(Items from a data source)
-- Opening Marker --
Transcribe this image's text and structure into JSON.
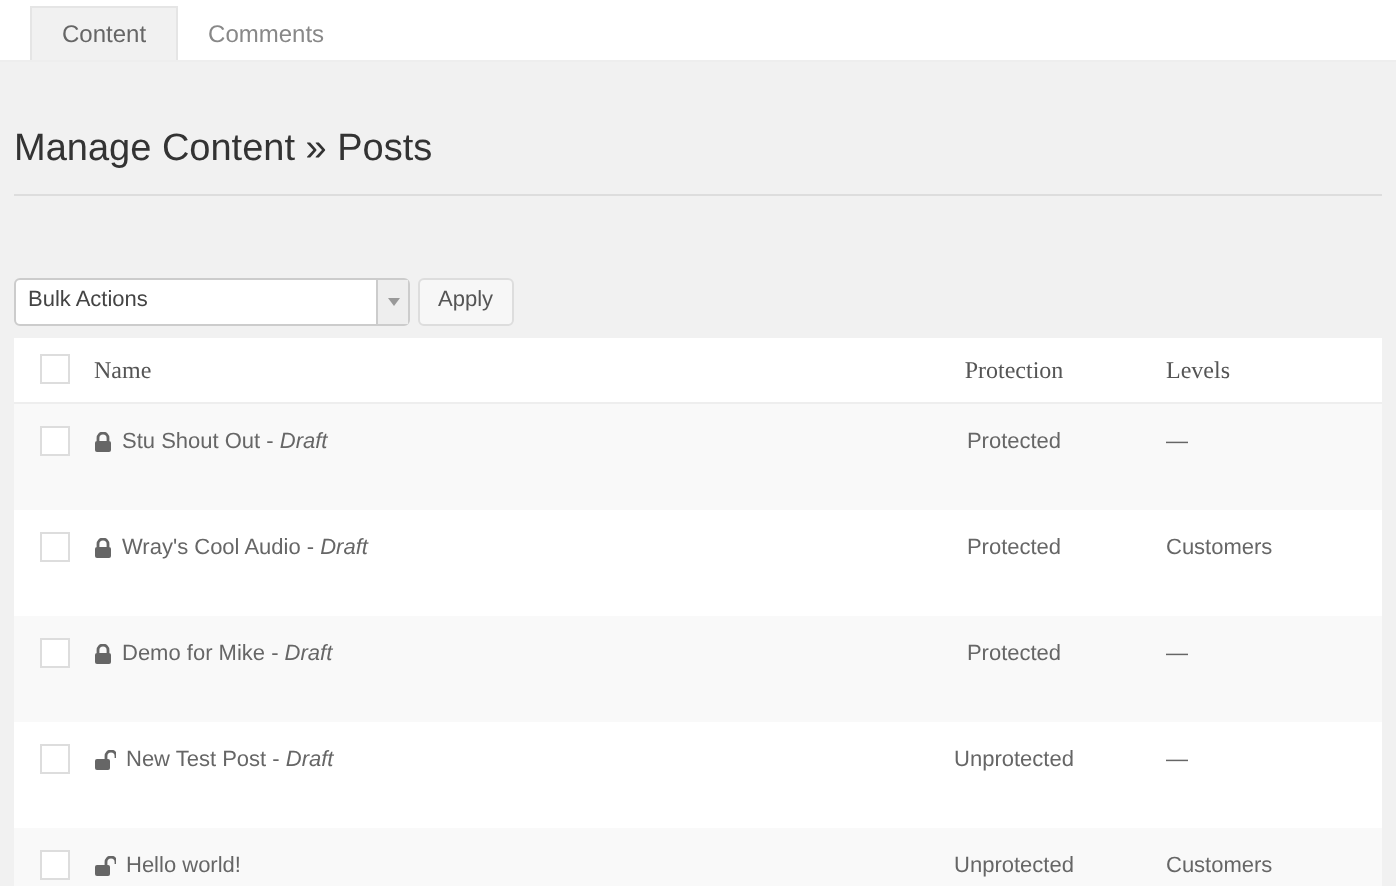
{
  "tabs": [
    {
      "label": "Content",
      "selected": true
    },
    {
      "label": "Comments",
      "selected": false
    }
  ],
  "heading": "Manage Content » Posts",
  "bulk_actions": {
    "value": "Bulk Actions",
    "button": "Apply"
  },
  "table": {
    "select_all_checked": false,
    "columns": [
      "Name",
      "Protection",
      "Levels"
    ],
    "rows": [
      {
        "checked": false,
        "locked": true,
        "name": "Stu Shout Out - *Draft*",
        "protection": "Protected",
        "levels": "—"
      },
      {
        "checked": false,
        "locked": true,
        "name": "Wray's Cool Audio - *Draft*",
        "protection": "Protected",
        "levels": "Customers"
      },
      {
        "checked": false,
        "locked": true,
        "name": "Demo for Mike - *Draft*",
        "protection": "Protected",
        "levels": "—"
      },
      {
        "checked": false,
        "locked": false,
        "name": "New Test Post - *Draft*",
        "protection": "Unprotected",
        "levels": "—"
      },
      {
        "checked": false,
        "locked": false,
        "name": "Hello world!",
        "protection": "Unprotected",
        "levels": "Customers"
      }
    ]
  }
}
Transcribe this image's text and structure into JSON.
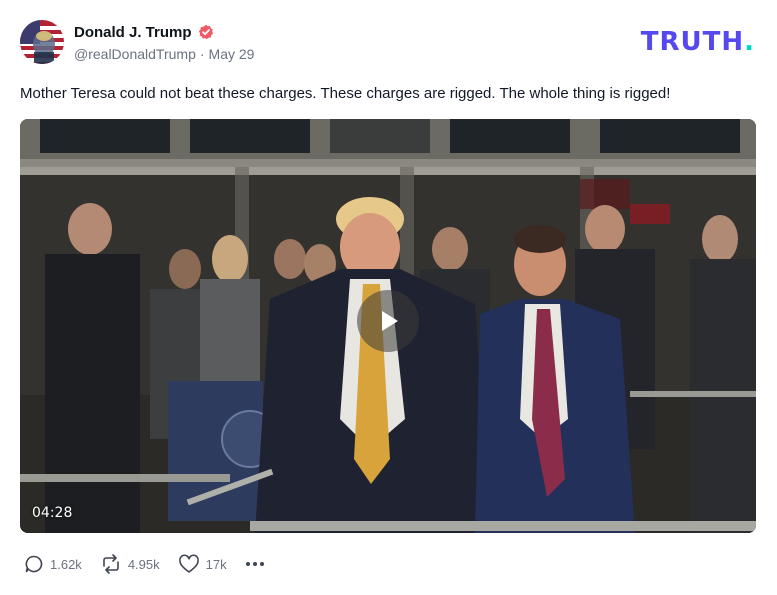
{
  "author": {
    "display_name": "Donald J. Trump",
    "handle": "@realDonaldTrump",
    "separator": "·",
    "date": "May 29",
    "verified": true,
    "avatar_icon": "american-flag-portrait-avatar"
  },
  "brand": {
    "logo_text": "TRUTH",
    "logo_dot": ".",
    "logo_color": "#5448ee",
    "dot_color": "#00d9c9"
  },
  "post": {
    "text": "Mother Teresa could not beat these charges. These charges are rigged. The whole thing is rigged!"
  },
  "video": {
    "duration": "04:28",
    "play_icon": "play-icon"
  },
  "actions": {
    "replies": "1.62k",
    "retruths": "4.95k",
    "likes": "17k",
    "more_icon": "ellipsis-icon"
  },
  "colors": {
    "verified_badge": "#f05a67",
    "muted_text": "#6b7280",
    "text": "#0f1419"
  }
}
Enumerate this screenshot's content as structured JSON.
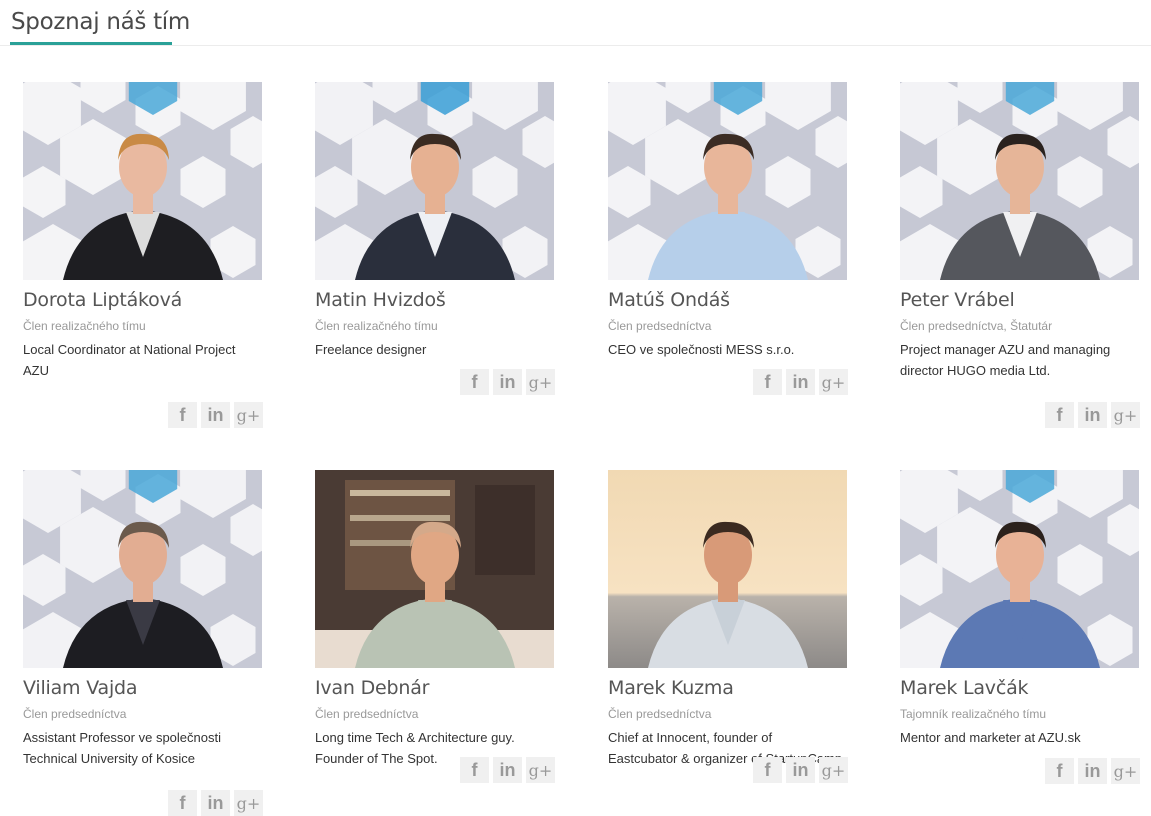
{
  "section": {
    "title": "Spoznaj náš tím"
  },
  "social_icons": {
    "facebook": "f",
    "linkedin": "in",
    "googleplus": "g+"
  },
  "members": [
    {
      "name": "Dorota Liptáková",
      "role": "Člen realizačného tímu",
      "bio": "Local Coordinator at National Project AZU"
    },
    {
      "name": "Matin Hvizdoš",
      "role": "Člen realizačného tímu",
      "bio": "Freelance designer"
    },
    {
      "name": "Matúš Ondáš",
      "role": "Člen predsedníctva",
      "bio": "CEO ve společnosti MESS s.r.o."
    },
    {
      "name": "Peter Vrábel",
      "role": "Člen predsedníctva, Štatutár",
      "bio": "Project manager AZU and managing director HUGO media Ltd."
    },
    {
      "name": "Viliam Vajda",
      "role": "Člen predsedníctva",
      "bio": "Assistant Professor ve společnosti Technical University of Kosice"
    },
    {
      "name": "Ivan Debnár",
      "role": "Člen predsedníctva",
      "bio": "Long time Tech & Architecture guy. Founder of The Spot."
    },
    {
      "name": "Marek Kuzma",
      "role": "Člen predsedníctva",
      "bio": "Chief at Innocent, founder of Eastcubator & organizer of StartupCamp"
    },
    {
      "name": "Marek Lavčák",
      "role": "Tajomník realizačného tímu",
      "bio": "Mentor and marketer at AZU.sk"
    }
  ]
}
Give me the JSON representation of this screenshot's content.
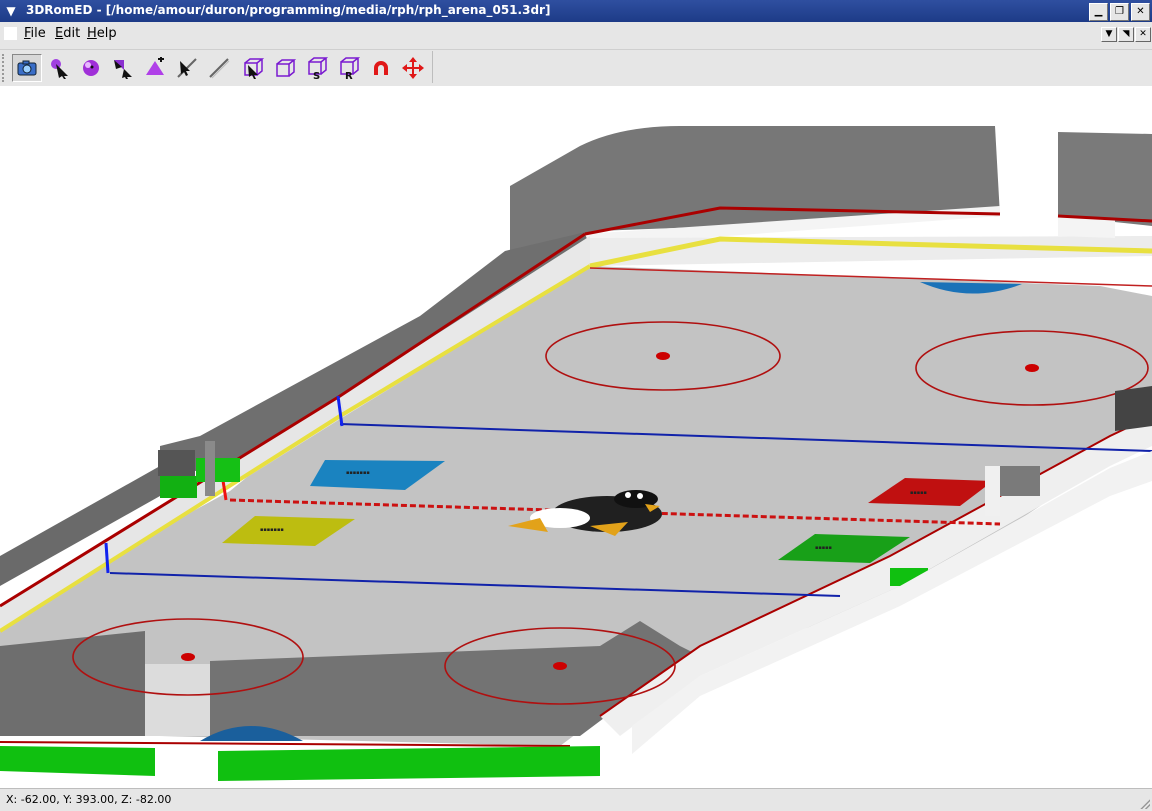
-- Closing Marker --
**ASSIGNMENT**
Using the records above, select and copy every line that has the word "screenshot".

**WORKED SOLUTION**
Enumerate this screenshot's content as structured JSON.
Give me the JSON representation of this screenshot's content.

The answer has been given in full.